He was at last captured in January 1981 after police halted the vehicle he was driving, having discovered the number plates were taken. He had gotten road specialist Olivia Reivers as a traveler. Investigators later found a mallet and blade close by.

In May 1981 Sutcliffe was imprisoned for 20 life terms at the Old Bailey in London, with the appointed authority suggesting a base 30-year sentence.

His activities cast a shadow over the north of England for a large portion of 10 years, with numerous ladies and young ladies hesitant to go out after dim.

West Yorkshire Police Chief Constable John Robins offered a “genuine conciliatory sentiment” Friday to the ones who endure Sutcliffe’s attacks and casualties’ family members for the language utilized by senior officials at the hour of the examination.

Richard McCann, the child of Sutcliffe’s first casualty, had recently required a proper conciliatory sentiment from police over the language used to depict those of his casualties who were sex laborers.

McCann told the Yorkshire Post paper it was uncalled for that police had alluded to a portion of the ladies as having “far fetched ethics” while they depicted MacDonald as an “blameless casualty.”

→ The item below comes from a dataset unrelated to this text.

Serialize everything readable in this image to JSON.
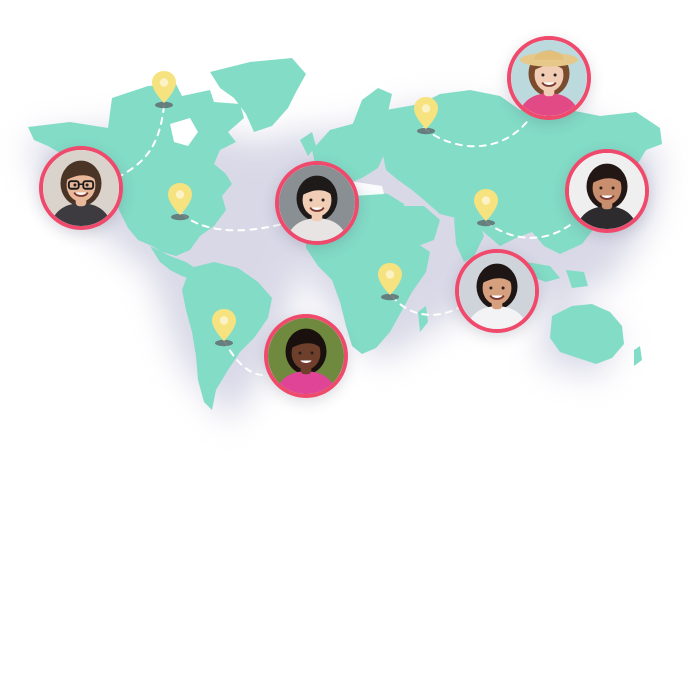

“For the benefit of West Yorkshire Police, I am sorry for the extra misery and tension caused to all family members by the language, tone and wording utilized by senior officials at the time comparable to Peter Sutcliffe’s casualties,” Robins said in an assertion.

“Such language and perspectives may have reflected more extensive cultural mentalities of the day, however it was as off-base then as it is presently.”

Now the victims are resting in peace and the case is closed to the families of the victims

Robins likewise recognized that mix-ups had been made by police as they examined Sutcliffe’s wrongdoings.

“The examination concerning offenses submitted by Peter Sutcliffe was, at that point, the biggest ever led by a UK police power and was dependent upon two thorough surveys in the prompt fallout,” he said.

“Failings and slip-ups that were made are completely recognized and reported. We can say without question that the exercises gained from the Peter Sutcliffe enquiry have demonstrated developmental in forming the examination of genuine and complex wrongdoing inside present day policing.”

A previous cop who chipped away at the case, Bob Bridgestock, disclosed to BBC Radio 4 prior Friday that Sutcliffe “was certifiably not a keen executioner, he was simply fierce,” adding that he would be “hated” long after he was no more.

His demise would bring “some sort of conclusion” to casualties’ families, he said. “The news today will bring back some extremely dismal recollections for a ton of them. What’s more, we ought to recollect the people in question, not the executioner,” he added.

Bridgestock recognized that slip-ups were made by the police, saying senior officials “wore signals on the examination,” yet in addition highlighted the restricted assets accessible to agents at that point.